But what's happening in North Dakota on Friday could mean the difference between Republicans maintaining control of the Senate in the 2018 midterms and losing that control.
After initially saying "no" to a challenge to Democratic Sen. Heidi Heitkamp, Republican Rep. Kevin Cramer has changed his mind and will formally enter the race Friday evening. (Cramer's entrance into the race moves it to the "Toss Up" category in CNN's ratings.)
That's a piece of very good news for Senate Republicans who, candidly, needed a little bit of a pick-me-up. Despite an overwhelming numbers edge -- 26 Democratic seats up as compared to just eight GOP ones -- Republicans have struggled to land top-tier recruits in some states President Donald Trump won overwhelmingly in 2016 and to clear out primaries in others. (Another tidbit of good news for Senate Republicans: Florida Gov. Rick Scott appears to be moving closer to a challenge to Sen. Bill Nelson.)
Cramer not running -- which he announced just after the new year -- was seen as another major blow to Republicans. A sitting congressman, who represents the entire state, unwilling to challenge a Democratic incumbent in a state Trump carried by a stunning 36 points in November 2016? Not a good sign.
Cramer's no-go was not only a symbolic defeat for Senate Republicans but also a practical one. The remaining Republicans in the field -- led by state Sen. Tom Campbell -- were little known and lightly regarded. And when word began to leak out that the opposition research file against Campbell was roughly the length of a Stephen King novel, the situation turned desperate for Senate Republicans.
Scenarios exist where Republicans hold the Senate without winning in North Dakota, but not to challenge a first-term incumbent like Heitkamp who won with just 50% of the vote would have been inexcusable.
Now Republicans don't need to worry about that nightmare coming true. Cramer is a proven vote-getter -- he's held the state's at-large House seat since 2012 and spent nine years on the state's Public Service Commission before that -- and ended 2017 with nearly $1 million in the bank. (Heitkamp had $4.4 million on hand at that time.)
That doesn't mean Cramer is pure gold as a candidate. Cramer set off some GOP alarms last March when he denounced Democratic women wearing white pantsuits to protest President Trump's treatment of women. He said his female colleagues were "poorly dressed" in "bad-looking white pantsuits."

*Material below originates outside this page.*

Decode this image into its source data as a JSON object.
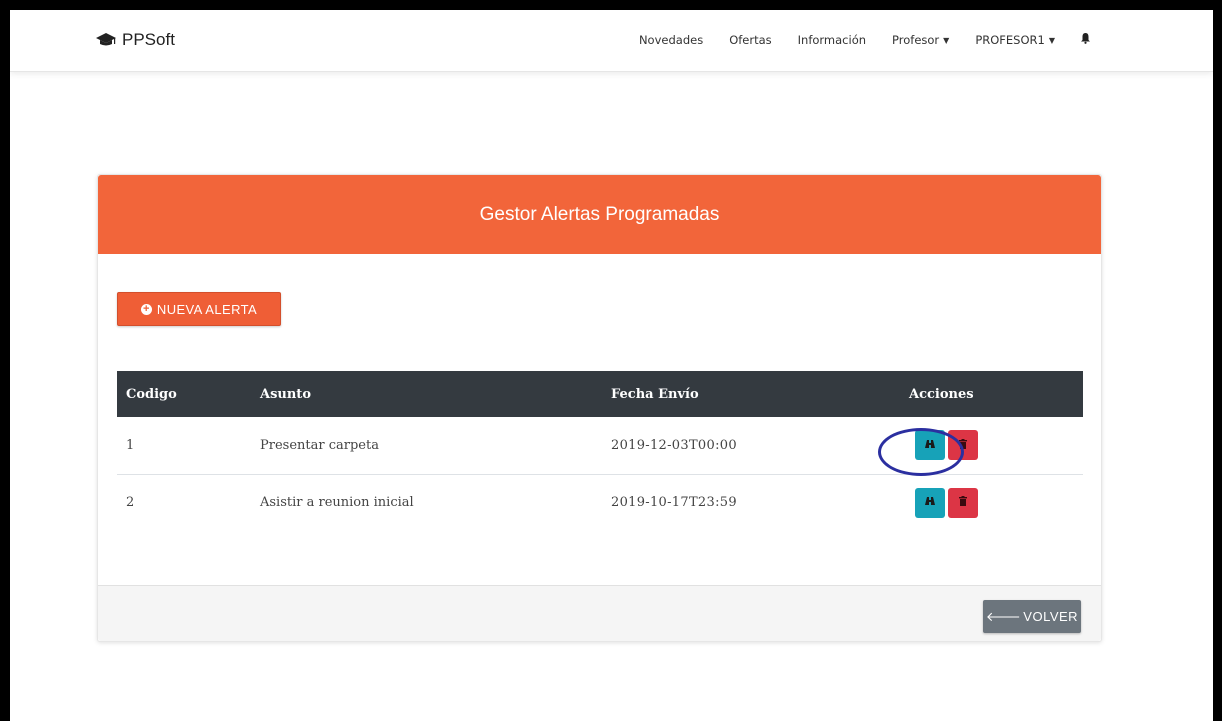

But he is far better option than what Senate Republicans had when the week started. A lot better.
With Cramer now in, the lone major recruiting problem for Republicans is in Montana, where Sen. Jon Tester is seeking a third term. Tester won reelection in 2012 with 49% and in 2016 Trump won the state by 20 points. The best known candidate in the field at he moment is state Auditor Matt Rosendale. Rosendale ran for Congress in 2012 -- he finished third n the GOP primary behind now-Interior Secretary Ryan Zinke -- and was elected to his current job in 2016. He ended 2017 with less than $500,000 in the bank as compared to $6.3 million for Tester.
Aside from Montana and North Dakota, there are three other states Trump won by double digits where Democratic incumbents are running for reelection: Indiana, Missouri and West Virginia. In two -- Indiana and West Virginia -- Republicans are in the midst of very competitive (and likely costly) primary fights. In Missouri, state Attorney General Josh Hawley has largely cleared the field, although his comments about sexual revolution of the 1960s and 1970s led to some raised eyebrows recently.
The only two Republican-held states in real danger are in Nevada, where Sen. Dean Heller is seeking a second term and Arizona where Sen. Jeff Flake's retirement has led to a free-for-all primary that includes controversial sheriff Joe Arpaio.
Copyright 2023 by Cable News Network, Inc., a Time Warner Company. All rights reserved.